• _YOUR TASK_: Below are the records. Gather each line that holds "true".

(DATA RECORDS Opens)

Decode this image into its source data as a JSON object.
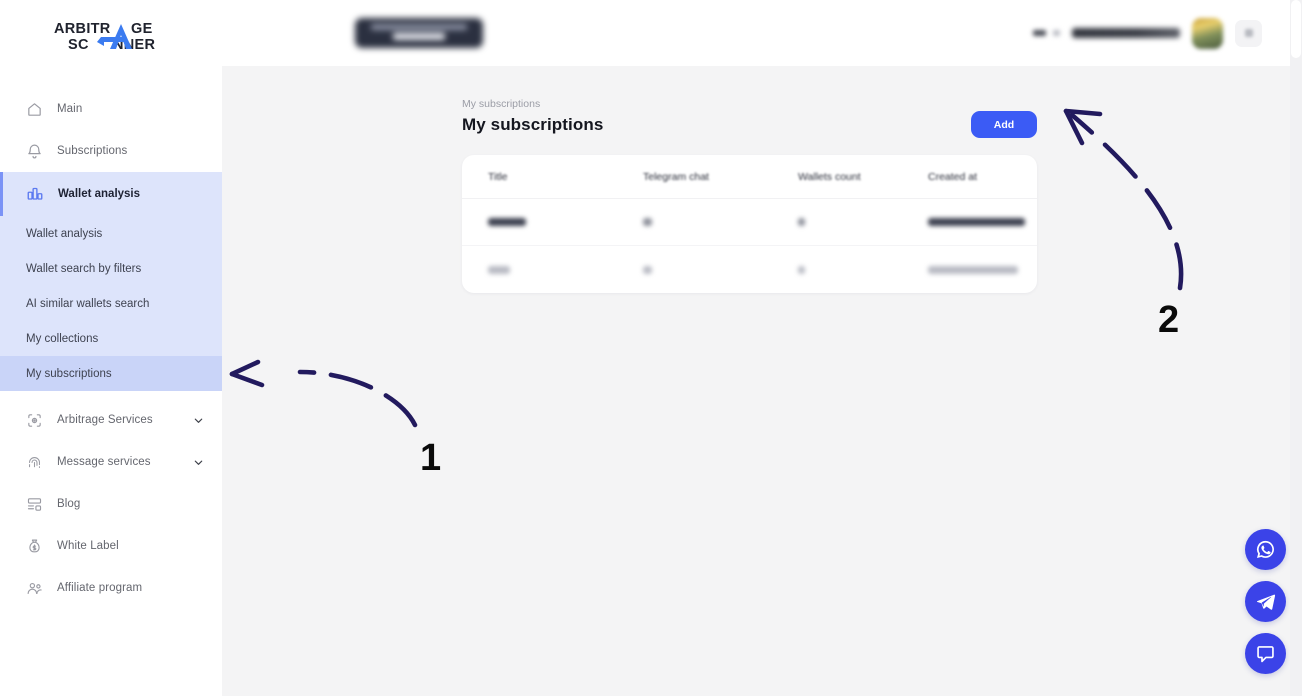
{
  "brand": {
    "name_line1": "ARBITRAGE",
    "name_line2": "SCANNER",
    "accent": "#3b5bf5"
  },
  "sidebar": {
    "items": [
      {
        "label": "Main",
        "icon": "home-icon"
      },
      {
        "label": "Subscriptions",
        "icon": "bell-icon"
      }
    ],
    "group": {
      "label": "Wallet analysis",
      "icon": "bar-chart-icon",
      "chevron": "chevron-up-icon",
      "expanded": true,
      "sub_items": [
        {
          "label": "Wallet analysis",
          "active": false
        },
        {
          "label": "Wallet search by filters",
          "active": false
        },
        {
          "label": "AI similar wallets search",
          "active": false
        },
        {
          "label": "My collections",
          "active": false
        },
        {
          "label": "My subscriptions",
          "active": true
        }
      ]
    },
    "items_after": [
      {
        "label": "Arbitrage Services",
        "icon": "scan-eye-icon",
        "chevron": "chevron-down-icon"
      },
      {
        "label": "Message services",
        "icon": "fingerprint-icon",
        "chevron": "chevron-down-icon"
      },
      {
        "label": "Blog",
        "icon": "blog-icon"
      },
      {
        "label": "White Label",
        "icon": "money-bag-icon"
      },
      {
        "label": "Affiliate program",
        "icon": "users-icon"
      }
    ]
  },
  "main": {
    "breadcrumb": "My subscriptions",
    "title": "My subscriptions",
    "add_label": "Add",
    "table": {
      "headers": [
        "Title",
        "Telegram chat",
        "Wallets count",
        "Created at"
      ],
      "rows": [
        {
          "redacted": true
        },
        {
          "redacted": true
        }
      ]
    }
  },
  "fabs": [
    {
      "name": "whatsapp-fab",
      "icon": "whatsapp-icon"
    },
    {
      "name": "telegram-fab",
      "icon": "telegram-icon"
    },
    {
      "name": "chat-fab",
      "icon": "chat-bubble-icon"
    }
  ],
  "annotations": [
    {
      "label": "1",
      "target": "My subscriptions sidebar item"
    },
    {
      "label": "2",
      "target": "Add button"
    }
  ]
}
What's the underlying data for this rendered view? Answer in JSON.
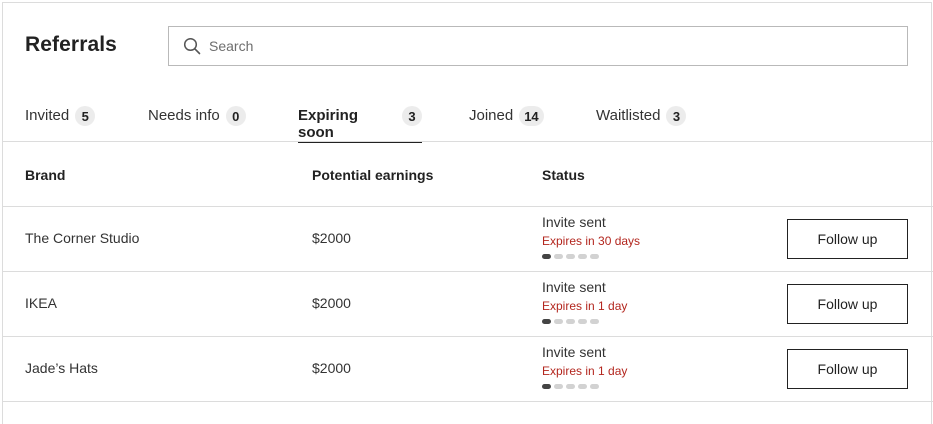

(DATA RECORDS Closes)

• _SOLUTION TO THE PROBLEM_:
      "expanded": true,
          "active": true
          "redacted": true
          "redacted": true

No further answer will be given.